Citing PatentFiling datePublication dateApplicantTitle
US4172019 *Nov 23, 1977Oct 23, 1979Woodbridge David DMethod and apparatus for preventing agglomeration within fluid hydrocarbons
US7871501Nov 15, 2006Jan 18, 2011King Fahd University Of Petroleum And MineralsLaser-based method for removal of sulfur (DMDBT) in hydrocarbon fuels
EP2626404A1 *Apr 27, 2012Aug 14, 2013King Abdulaziz City for Science & Technology (KACST)Method of removing sulfur from crude oil and diesel using ionizing radiation
U.S. Classification204/157.63, 204/157.95, 204/900, 208/121, 204/158.12, 204/158.21
International ClassificationB01J19/08, C10G15/10
Cooperative ClassificationB01J19/082, C10G15/10, Y10S204/90
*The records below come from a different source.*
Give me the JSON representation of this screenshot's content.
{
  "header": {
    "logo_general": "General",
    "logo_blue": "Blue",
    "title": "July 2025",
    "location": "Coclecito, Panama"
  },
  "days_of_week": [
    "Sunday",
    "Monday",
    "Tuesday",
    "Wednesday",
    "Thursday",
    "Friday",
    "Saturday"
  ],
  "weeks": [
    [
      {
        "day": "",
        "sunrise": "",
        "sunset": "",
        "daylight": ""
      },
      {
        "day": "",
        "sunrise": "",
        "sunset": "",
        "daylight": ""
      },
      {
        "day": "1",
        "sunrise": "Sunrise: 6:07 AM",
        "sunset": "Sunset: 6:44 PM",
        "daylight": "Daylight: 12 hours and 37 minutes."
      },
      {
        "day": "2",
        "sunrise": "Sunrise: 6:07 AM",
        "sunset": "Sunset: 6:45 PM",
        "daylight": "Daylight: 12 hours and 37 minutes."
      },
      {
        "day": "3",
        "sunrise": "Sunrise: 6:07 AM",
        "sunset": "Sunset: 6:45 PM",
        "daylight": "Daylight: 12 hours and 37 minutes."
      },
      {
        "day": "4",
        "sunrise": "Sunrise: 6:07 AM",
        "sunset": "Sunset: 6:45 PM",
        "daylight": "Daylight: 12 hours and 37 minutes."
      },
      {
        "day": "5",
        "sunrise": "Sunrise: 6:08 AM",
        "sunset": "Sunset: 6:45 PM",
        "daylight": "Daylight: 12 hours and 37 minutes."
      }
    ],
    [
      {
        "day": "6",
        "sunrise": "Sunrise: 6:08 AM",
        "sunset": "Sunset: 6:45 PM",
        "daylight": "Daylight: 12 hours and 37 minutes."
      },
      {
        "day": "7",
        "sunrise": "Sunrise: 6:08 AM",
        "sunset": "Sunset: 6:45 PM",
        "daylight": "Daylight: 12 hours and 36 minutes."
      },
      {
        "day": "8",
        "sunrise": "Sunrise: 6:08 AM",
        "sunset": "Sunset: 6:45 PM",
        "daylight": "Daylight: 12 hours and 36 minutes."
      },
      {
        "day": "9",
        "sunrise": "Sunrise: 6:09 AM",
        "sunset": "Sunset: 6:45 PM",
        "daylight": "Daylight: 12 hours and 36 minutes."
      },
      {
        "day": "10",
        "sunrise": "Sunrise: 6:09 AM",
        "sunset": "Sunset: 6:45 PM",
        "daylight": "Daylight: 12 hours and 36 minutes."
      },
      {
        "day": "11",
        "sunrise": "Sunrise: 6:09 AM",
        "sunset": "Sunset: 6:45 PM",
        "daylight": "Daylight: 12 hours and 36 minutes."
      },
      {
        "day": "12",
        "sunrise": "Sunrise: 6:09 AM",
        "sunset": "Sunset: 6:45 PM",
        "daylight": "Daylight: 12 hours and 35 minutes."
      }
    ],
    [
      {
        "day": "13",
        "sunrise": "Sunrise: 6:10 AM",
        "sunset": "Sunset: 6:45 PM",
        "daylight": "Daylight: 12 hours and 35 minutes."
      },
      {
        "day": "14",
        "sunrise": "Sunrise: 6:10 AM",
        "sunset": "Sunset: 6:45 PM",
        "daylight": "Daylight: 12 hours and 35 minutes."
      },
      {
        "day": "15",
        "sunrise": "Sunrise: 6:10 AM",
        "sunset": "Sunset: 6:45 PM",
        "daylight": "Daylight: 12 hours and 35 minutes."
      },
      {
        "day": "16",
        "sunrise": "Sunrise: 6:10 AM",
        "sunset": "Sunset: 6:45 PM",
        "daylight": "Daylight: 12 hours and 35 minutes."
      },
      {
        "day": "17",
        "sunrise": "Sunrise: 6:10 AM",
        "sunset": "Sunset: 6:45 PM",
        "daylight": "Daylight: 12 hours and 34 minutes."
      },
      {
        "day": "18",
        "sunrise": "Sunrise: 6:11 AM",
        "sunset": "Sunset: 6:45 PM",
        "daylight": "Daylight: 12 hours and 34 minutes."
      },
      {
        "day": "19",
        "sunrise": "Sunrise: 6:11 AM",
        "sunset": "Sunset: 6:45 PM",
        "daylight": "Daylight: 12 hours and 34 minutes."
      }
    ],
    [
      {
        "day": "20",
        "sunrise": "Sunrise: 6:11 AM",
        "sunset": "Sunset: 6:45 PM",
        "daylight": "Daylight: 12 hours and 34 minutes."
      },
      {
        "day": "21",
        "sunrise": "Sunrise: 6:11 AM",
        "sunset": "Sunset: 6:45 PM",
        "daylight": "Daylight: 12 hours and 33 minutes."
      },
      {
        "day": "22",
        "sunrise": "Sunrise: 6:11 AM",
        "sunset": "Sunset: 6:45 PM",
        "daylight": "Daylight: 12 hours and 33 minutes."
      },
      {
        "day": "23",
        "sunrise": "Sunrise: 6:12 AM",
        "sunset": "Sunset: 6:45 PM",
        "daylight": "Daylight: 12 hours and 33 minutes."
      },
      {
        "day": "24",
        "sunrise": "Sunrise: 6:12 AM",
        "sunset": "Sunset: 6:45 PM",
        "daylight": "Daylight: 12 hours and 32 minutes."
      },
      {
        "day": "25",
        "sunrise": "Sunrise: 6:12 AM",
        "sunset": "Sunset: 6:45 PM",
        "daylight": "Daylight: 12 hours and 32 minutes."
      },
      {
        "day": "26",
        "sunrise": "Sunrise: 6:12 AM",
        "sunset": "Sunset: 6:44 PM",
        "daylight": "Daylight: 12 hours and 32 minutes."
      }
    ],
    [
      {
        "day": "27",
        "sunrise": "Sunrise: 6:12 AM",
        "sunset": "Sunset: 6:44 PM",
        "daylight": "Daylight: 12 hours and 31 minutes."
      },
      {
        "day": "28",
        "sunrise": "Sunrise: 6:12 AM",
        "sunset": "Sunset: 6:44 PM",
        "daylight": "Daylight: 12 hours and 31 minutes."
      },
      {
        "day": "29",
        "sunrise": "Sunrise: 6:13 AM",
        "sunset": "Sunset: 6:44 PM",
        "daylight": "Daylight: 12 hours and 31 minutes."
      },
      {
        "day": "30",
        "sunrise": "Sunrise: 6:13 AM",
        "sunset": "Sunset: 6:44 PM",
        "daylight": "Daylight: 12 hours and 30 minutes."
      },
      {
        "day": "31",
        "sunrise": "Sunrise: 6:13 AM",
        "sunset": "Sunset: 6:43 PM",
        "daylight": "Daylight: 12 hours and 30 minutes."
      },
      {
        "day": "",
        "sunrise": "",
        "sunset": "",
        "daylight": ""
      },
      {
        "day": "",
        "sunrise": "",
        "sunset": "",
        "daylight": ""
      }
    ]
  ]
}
European ClassificationB01J19/08B2, C10G15/10